• North-Facing Living Room (북쪽 거실) (2009, Novel).

• The Owl's Absence (올빼미의 없음) (2010, Short Stories). Includes the short story North Station (북역) Translated by Deborah Smith, Open Letter, 2017.

• The Low Hills of Seoul (서울의 낮은 언덕들) (2011, Novel). Translated by Deborah Smith as Recitation, Deep Vellum, 2017.

• Inscrutable Nights and Days (알려지지 않은 밤과 하루) (2013, Novel). Translated by Deborah Smith but no publisher.

• A Week with Sleeping Man (잠자는 남자와 일주일을) (2014, Essay)

• A First-Meeting Nomad Woman (처음 보는 유목민 여인) (2015, Essay)

• Milena, Milena, Magnificent (밀레나, 밀레나, 황홀한) (2016, Short Stories). Includes the short story "The English Garden" (영국식 뒷마당), translated by Janet Hong, The Best Asian Speculative Fiction, 2018.

• Snake and Water (뱀과 물) (2017, Short Stories). Translated by Janet Hong.

• If One Day is Different from Others, Why it would be (어느 하루가 다르다면, 그것은 왜일까) (2017, Short Stories). Selected works for Munhak-Dongne Publishing (Literal Village Pub.) Korean Literature Classics No.25 - Including works from Highways with green apples, Midnight Communication, The first love of him, Hul, and The owl's absence.


• Dongseo Literary Prize, 2004

• Hankook Ilbo Literary Prize, 2003

• Writer in Residence in Zürich, 2018[13]


  1. ^ "배수아 " biographical PDF available at: "Archived copy". Archived from the original on September 21, 2013. Retrieved 2013-09-03.CS1 maint: Archived copy as title (link)
  2. ^ Korea Literature Translation Institute.
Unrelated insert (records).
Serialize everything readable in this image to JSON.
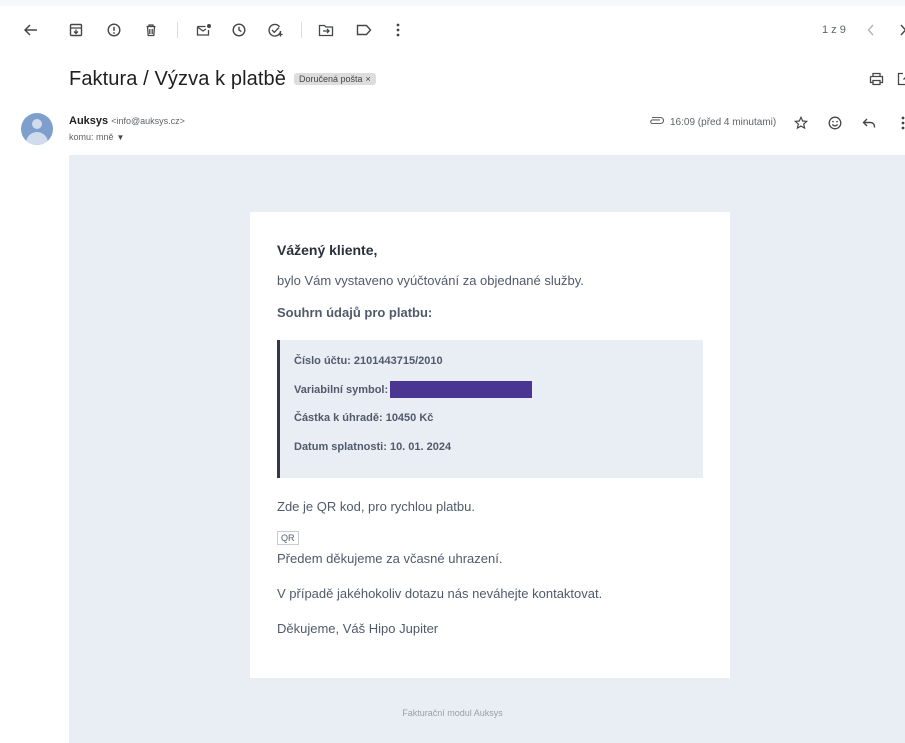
{
  "toolbar": {
    "icons": [
      "back-arrow-icon",
      "archive-icon",
      "report-spam-icon",
      "delete-icon",
      "mark-unread-icon",
      "snooze-icon",
      "add-task-icon",
      "move-to-icon",
      "label-icon",
      "more-vert-icon"
    ],
    "pager_text": "1 z 9"
  },
  "message": {
    "subject": "Faktura / Výzva k platbě",
    "label_chip": "Doručená pošta",
    "sender_name": "Auksys",
    "sender_email": "<info@auksys.cz>",
    "recipient": "komu: mně",
    "time": "16:09 (před 4 minutami)"
  },
  "email": {
    "greeting": "Vážený kliente,",
    "intro": "bylo Vám vystaveno vyúčtování za objednané služby.",
    "summary_title": "Souhrn údajů pro platbu:",
    "account_line": "Číslo účtu: 2101443715/2010",
    "variable_symbol_label": "Variabilní symbol:",
    "amount_line": "Částka k úhradě: 10450 Kč",
    "due_line": "Datum splatnosti: 10. 01. 2024",
    "qr_text": "Zde je QR kod, pro rychlou platbu.",
    "qr_alt": "QR",
    "thanks_advance": "Předem děkujeme za včasné uhrazení.",
    "contact_text": "V případě jakéhokoliv dotazu nás neváhejte kontaktovat.",
    "signoff": "Děkujeme, Váš Hipo Jupiter",
    "footer": "Fakturační modul Auksys"
  },
  "colors": {
    "redaction": "#4a3592",
    "email_background": "#e9eef5",
    "accent_bar": "#333843"
  }
}
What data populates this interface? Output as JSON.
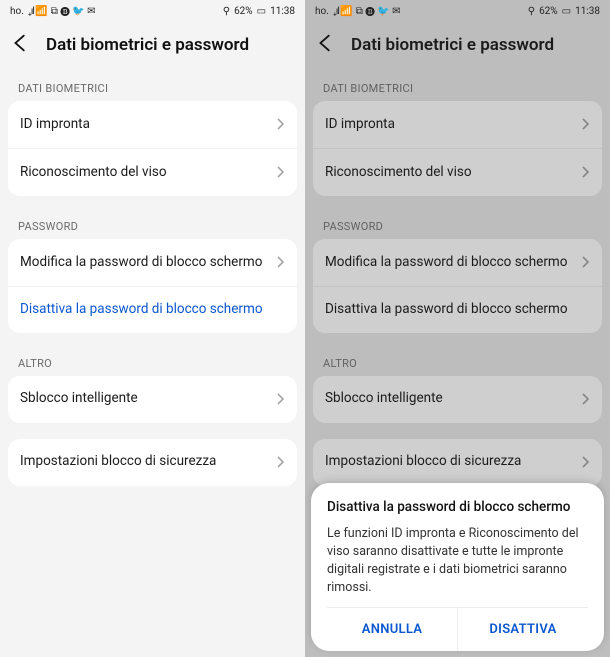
{
  "status": {
    "carrier": "ho.",
    "signal": "₊ıl 📶",
    "icons": "⧉ 🅑 🐦 ✉",
    "bt": "⚲",
    "battery_pct": "62%",
    "time": "11:38"
  },
  "page": {
    "title": "Dati biometrici e password"
  },
  "sections": {
    "biometrici": {
      "header": "DATI BIOMETRICI",
      "items": [
        {
          "label": "ID impronta"
        },
        {
          "label": "Riconoscimento del viso"
        }
      ]
    },
    "password": {
      "header": "PASSWORD",
      "items": [
        {
          "label": "Modifica la password di blocco schermo"
        },
        {
          "label": "Disattiva la password di blocco schermo"
        }
      ]
    },
    "altro": {
      "header": "ALTRO",
      "items": [
        {
          "label": "Sblocco intelligente"
        }
      ],
      "items2": [
        {
          "label": "Impostazioni blocco di sicurezza"
        }
      ]
    }
  },
  "dialog": {
    "title": "Disattiva la password di blocco schermo",
    "message": "Le funzioni ID impronta e Riconoscimento del viso saranno disattivate e tutte le impronte digitali registrate e i dati biometrici saranno rimossi.",
    "cancel": "ANNULLA",
    "confirm": "DISATTIVA"
  },
  "colors": {
    "accent": "#0b57d0"
  }
}
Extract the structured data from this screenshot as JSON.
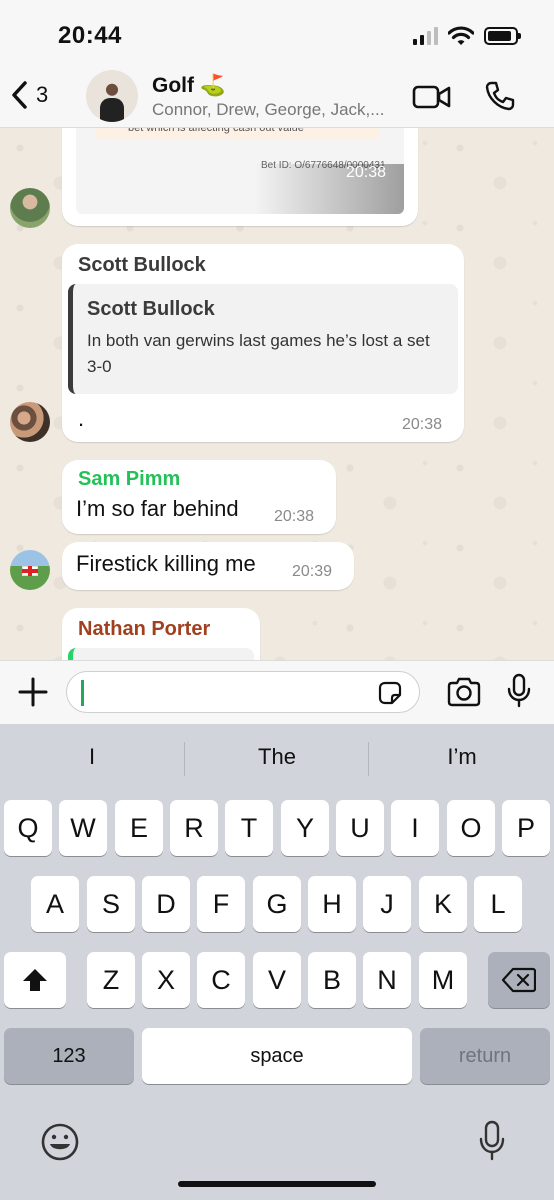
{
  "status_bar": {
    "time": "20:44"
  },
  "header": {
    "back_count": "3",
    "group_name": "Golf ⛳",
    "members": "Connor, Drew, George, Jack,..."
  },
  "messages": {
    "bet_card": {
      "warning": "Bear with us, something is happening within this bet which is affecting cash out value",
      "bet_id": "Bet ID: O/6776648/0000431",
      "time": "20:38"
    },
    "scott": {
      "sender": "Scott Bullock",
      "quote_author": "Scott Bullock",
      "quote_text": "In both van gerwins last games he’s lost a set 3-0",
      "text": ".",
      "time": "20:38"
    },
    "sam": {
      "sender": "Sam Pimm",
      "text": "I’m so far behind",
      "time": "20:38"
    },
    "firestick": {
      "text": "Firestick killing me",
      "time": "20:39"
    },
    "nathan": {
      "sender": "Nathan Porter"
    }
  },
  "colors": {
    "scott_name": "#3b3b3b",
    "sam_name": "#25c05a",
    "nathan_name": "#a0401f",
    "chat_background": "#efe9df"
  },
  "keyboard": {
    "suggestions": [
      "I",
      "The",
      "I’m"
    ],
    "row1": [
      "Q",
      "W",
      "E",
      "R",
      "T",
      "Y",
      "U",
      "I",
      "O",
      "P"
    ],
    "row2": [
      "A",
      "S",
      "D",
      "F",
      "G",
      "H",
      "J",
      "K",
      "L"
    ],
    "row3": [
      "Z",
      "X",
      "C",
      "V",
      "B",
      "N",
      "M"
    ],
    "numbers_label": "123",
    "space_label": "space",
    "return_label": "return"
  },
  "icons": [
    "back-chevron-icon",
    "video-call-icon",
    "phone-icon",
    "plus-icon",
    "sticker-icon",
    "camera-icon",
    "microphone-icon",
    "shift-icon",
    "backspace-icon",
    "emoji-icon",
    "dictation-icon",
    "warning-icon"
  ]
}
Korean Writers: The Novelists p. 12
  3. ^ "배수아 " datasheet available at: "Archived copy". Archived from the original on September 21, 2013. Retrieved 2013-09-03.CS1 maint: Archived copy as title (link)
  4. ^ Gabriel Sylvian, Three Wise Monkeys. "Writing Against the Establishment's Grain–A Conversation with Bae Suah". Retrieved March 6, 2017.
  5. ^ Lee, Kyungjae (Vol.7 Spring 2010). "A Feast of Voices". LIST MAGAZINE, p. 50-2
  6. ^ 12th International Women's Film Festival: Archived June 19, 2010, at the Wayback Machine
  7. ^ Kim Sung-hwan, Response to the New Century: Overview of Korean Novels in the 2000s. Korea Focus.
  8. ^ Korea Literature Translation Institute. Korean Writers: The Novelists p. 13
  9. ^ Korean Writers The Poets. Minumsa Press. 2005. p. 412.
  10. ^ The Korea Herald. "Author Bae's short story published on Amazon's 'Day One' Journal". Retrieved December 24, 2013.
  11. ^ goodreads. "Nowhere to be Found". Retrieved February 27, 2015.
  12. ^ Annah Overly. "Translation and Critical Analysis of Bae Suah's "Towards Marzahn"". Retrieved March 6, 2017.
  13. ^ "Writer in Residence: Bae Suah". Writers in residence Zürich. Literaturhaus Zürich. Retrieved 11 July 2018.